Aarsland D, Marsh L, and Schrag A (2009). Neuropsychiatric symptoms in Parkinson’s disease. Movement Disorders, 24, 2175-86.
Cowen, P., Harrison, P., Burns, T. (2012). Shorter Oxford Textbook of Psychiatry. Oxford: Oxford University Press.
Di Monte DA, Lavasani M, Manning-Bog AB (2002). Environmental factors in Parkinson’s disease. Neurotoxicology, 23: 487–502
Di Monte DA (2003). The environment and Parkinson’s disease: is the nigrostriatal system preferentially targeted by neurotoxins? Lancet Neurology, 2, 531-8.
Friedman JH (2010) Parkinson’s disease psychosis 2010: a review article. Parkinsonism and Related Disorders, 16, 553-60.
Jankovic, J. (2008). Parkinson’s disease: clinical features and diagnosis. Journal of Neurology, Neurosurgery, and Psychiatry, 79, 368-76.
Higgins, E.S., George, M.S. (2013). The Neuroscience of Clinical Psychiatry: The Pathophysiology of Behavior and Mental Illness. Philadelphia: Lippincott Williams & Wilkins.
Kehagia AA, Barker RA, and Robbins TW (2010). Neuropsychological and clinical heterogeneity of cognitive impairment and dementia in patients with Parkinson’s disease. Lancet Neurology, 9, 1200-13.
Lesage, S., & Brice, A. (2009). Parkinson’s disease: From monogenic forms to genetic susceptibility factors. Human Molecular Genetics, 18, R48-R59.
Manganelli F, Vitale C, Santangelo G, Pisciotta C, Iodice R, Cozzolino A, et al. Functional involvement of central cholinergic circuits and visual hallucinations in Parkinson’s disease. Brain 2009; 132:2350-5.
Remy, P., Doder, M., Lees, A., Turjanski, N., & Brooks, D. (2005). Depression in parkinson’s disease: Loss of dopamine and noradrenaline innervation in the limbic system. Brain : A Journal of Neurology, 128, 1314-1322.
Ross GW et al. (2008). Association of olfactory dysfunction with risk for future Parkinson’s disease.

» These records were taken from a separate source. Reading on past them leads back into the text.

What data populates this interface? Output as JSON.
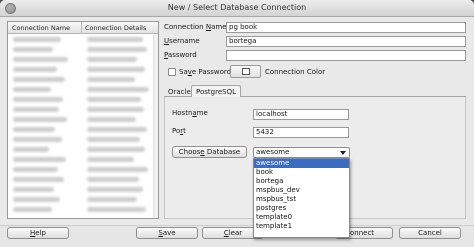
{
  "window": {
    "title": "New / Select Database Connection"
  },
  "connections": {
    "columns": [
      "Connection Name",
      "Connection Details"
    ]
  },
  "form": {
    "connection_name": {
      "label_pre": "Connection ",
      "label_ul": "N",
      "label_post": "ame",
      "value": "pg book"
    },
    "username": {
      "label_ul": "U",
      "label_post": "sername",
      "value": "bortega"
    },
    "password": {
      "label_ul": "P",
      "label_post": "assword",
      "value": ""
    },
    "save_password": {
      "label_pre": "Sa",
      "label_ul": "v",
      "label_post": "e Password",
      "checked": false
    },
    "connection_color": {
      "label": "Connection Color"
    }
  },
  "tabs": {
    "oracle": "Oracle",
    "postgresql": "PostgreSQL",
    "active": "PostgreSQL"
  },
  "postgres": {
    "hostname": {
      "label_pre": "Hostn",
      "label_ul": "a",
      "label_post": "me",
      "value": "localhost"
    },
    "port": {
      "label_pre": "Po",
      "label_ul": "r",
      "label_post": "t",
      "value": "5432"
    },
    "choose_db": {
      "label_pre": "Choos",
      "label_ul": "e",
      "label_post": " Database"
    },
    "database": {
      "selected": "awesome",
      "options": [
        "awesome",
        "book",
        "bortega",
        "mspbus_dev",
        "mspbus_tst",
        "postgres",
        "template0",
        "template1"
      ]
    }
  },
  "buttons": {
    "help": {
      "ul": "H",
      "rest": "elp"
    },
    "save": {
      "ul": "S",
      "rest": "ave"
    },
    "clear": {
      "ul": "C",
      "rest": "lear"
    },
    "connect": {
      "ul": "",
      "rest": "onnect"
    },
    "cancel": {
      "ul": "",
      "rest": "Cancel"
    }
  }
}
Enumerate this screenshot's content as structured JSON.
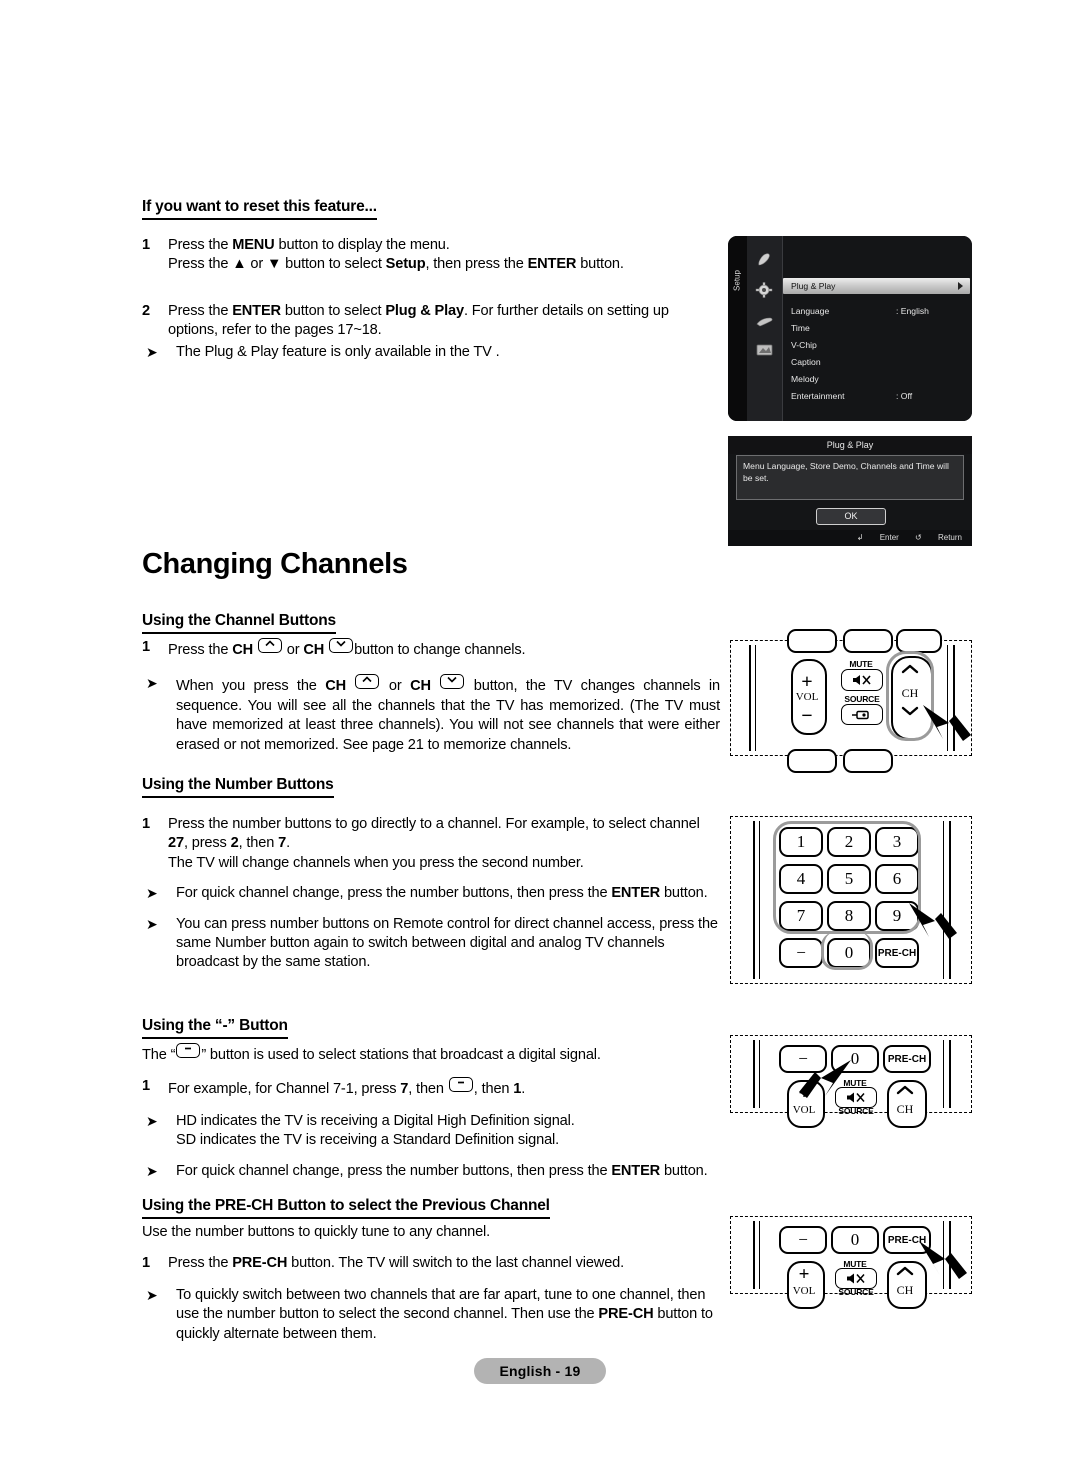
{
  "doc": {
    "footer_label": "English - 19",
    "page_title": "Changing Channels"
  },
  "reset_section": {
    "heading": "If you want to reset this feature...",
    "step1": {
      "num": "1",
      "line1_a": "Press the ",
      "line1_menu": "MENU",
      "line1_b": " button to display the menu.",
      "line2_a": "Press the ▲ or ▼ button to select ",
      "line2_setup": "Setup",
      "line2_b": ", then press the ",
      "line2_enter": "ENTER",
      "line2_c": " button."
    },
    "step2": {
      "num": "2",
      "a": "Press the ",
      "enter": "ENTER",
      "b": " button to select ",
      "plugplay": "Plug & Play",
      "c": ". For further details on setting up options, refer to the pages 17~18.",
      "note": "The Plug & Play feature is only available in the TV ."
    }
  },
  "osd": {
    "tab_label": "Setup",
    "selected": "Plug & Play",
    "icons": [
      "picture-icon",
      "setup-gear-icon",
      "sound-icon",
      "input-icon"
    ],
    "rows": [
      {
        "label": "Language",
        "value": ": English"
      },
      {
        "label": "Time",
        "value": ""
      },
      {
        "label": "V-Chip",
        "value": ""
      },
      {
        "label": "Caption",
        "value": ""
      },
      {
        "label": "Melody",
        "value": ""
      },
      {
        "label": "Entertainment",
        "value": ": Off"
      }
    ]
  },
  "dialog": {
    "title": "Plug & Play",
    "message": "Menu Language, Store Demo, Channels and Time will be set.",
    "ok": "OK",
    "enter": "Enter",
    "return": "Return"
  },
  "channel_buttons": {
    "heading": "Using the Channel Buttons",
    "step1": {
      "num": "1",
      "a": "Press the ",
      "ch1": "CH",
      "b": " or ",
      "ch2": "CH",
      "c": "button to change channels."
    },
    "note": {
      "a": "When you press the ",
      "ch1": "CH",
      "b": " or ",
      "ch2": "CH",
      "c": " button, the TV changes channels in sequence. You will see all the channels that the TV has memorized. (The TV must have memorized at least three channels). You will not see channels that were either erased or not memorized. See page 21 to memorize channels."
    }
  },
  "number_buttons": {
    "heading": "Using the Number Buttons",
    "step1": {
      "num": "1",
      "a": "Press the number buttons to go directly to a channel. For example, to select channel ",
      "ch": "27",
      "b": ", press ",
      "d1": "2",
      "c": ", then ",
      "d2": "7",
      "d": ".",
      "line2": "The TV will change channels when you press the second number."
    },
    "note1": {
      "a": "For quick channel change, press the number buttons, then press the ",
      "enter": "ENTER",
      "b": " button."
    },
    "note2": "You can press number buttons on Remote control for direct channel access, press the same Number button again to switch between digital and analog TV channels broadcast by the same station."
  },
  "minus_button": {
    "heading": "Using the “-” Button",
    "intro_a": "The “",
    "intro_b": "” button is used to select stations that broadcast a digital signal.",
    "step1": {
      "num": "1",
      "a": "For example, for Channel 7-1, press ",
      "d1": "7",
      "b": ", then ",
      "c": ", then ",
      "d2": "1",
      "d": "."
    },
    "note1_line1": "HD indicates the TV is receiving a Digital High Definition signal.",
    "note1_line2": "SD indicates the TV is receiving a Standard Definition signal.",
    "note2": {
      "a": "For quick channel change, press the number buttons, then press the ",
      "enter": "ENTER",
      "b": " button."
    }
  },
  "prech": {
    "heading_a": "Using the ",
    "heading_prech": "PRE-CH",
    "heading_b": " Button to select the Previous Channel",
    "intro": "Use the number buttons to quickly tune to any channel.",
    "step1": {
      "num": "1",
      "a": "Press the ",
      "prech": "PRE-CH",
      "b": " button. The TV will switch to the last channel viewed."
    },
    "note": {
      "a": "To quickly switch between two channels that are far apart, tune to one channel, then use the number button to select the second channel. Then use the ",
      "prech": "PRE-CH",
      "b": " button to quickly alternate between them."
    }
  },
  "remotes": {
    "ch_remote": {
      "vol": "VOL",
      "plus": "+",
      "minus": "−",
      "mute": "MUTE",
      "source": "SOURCE",
      "ch": "CH"
    },
    "numpad": {
      "keys": [
        "1",
        "2",
        "3",
        "4",
        "5",
        "6",
        "7",
        "8",
        "9"
      ],
      "minus": "−",
      "zero": "0",
      "prech": "PRE-CH"
    },
    "minus_remote": {
      "minus": "−",
      "zero": "0",
      "prech": "PRE-CH",
      "plus": "+",
      "vol": "VOL",
      "mute": "MUTE",
      "source": "SOURCE",
      "ch": "CH"
    },
    "prech_remote": {
      "minus": "−",
      "zero": "0",
      "prech": "PRE-CH",
      "plus": "+",
      "vol": "VOL",
      "mute": "MUTE",
      "source": "SOURCE",
      "ch": "CH"
    }
  },
  "colors": {
    "footer_pill": "#b3b3b3",
    "osd_bg": "#141517",
    "osd_selected": "#c9c9c9",
    "highlight_outline": "#9b9b9b"
  }
}
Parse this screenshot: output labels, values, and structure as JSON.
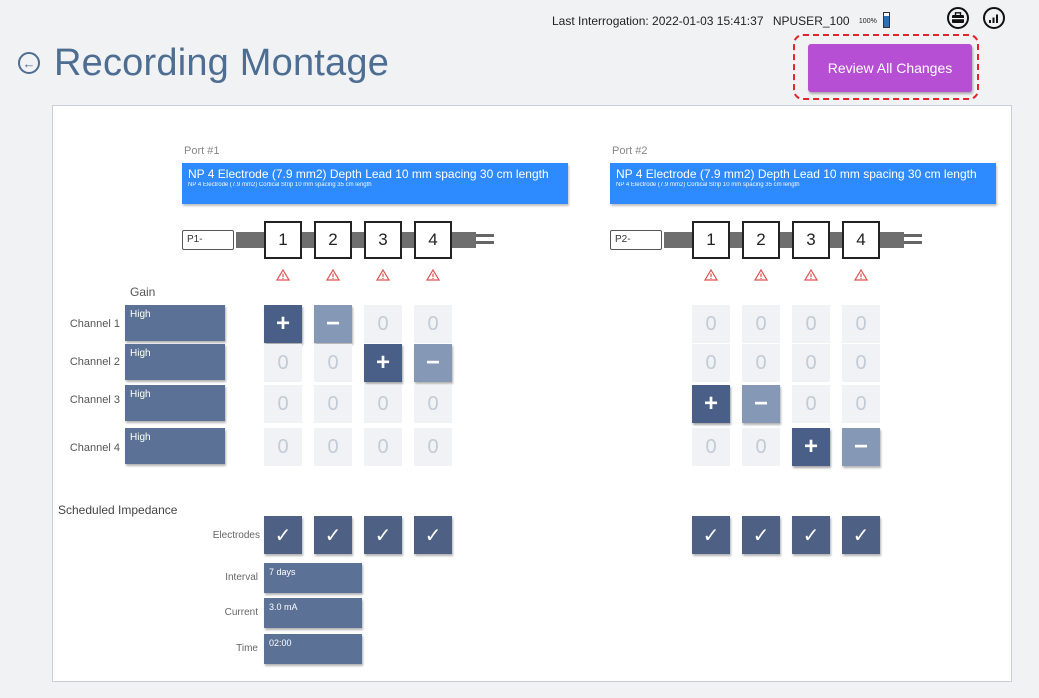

Annals of Neurology, 63, 167-73.
Thannickal, T. C., Lai, Y., & Siegel, J. M. (2007). Hypocretin (orexin) cell loss in parkinson’s disease. Brain, 130, 1586-1595.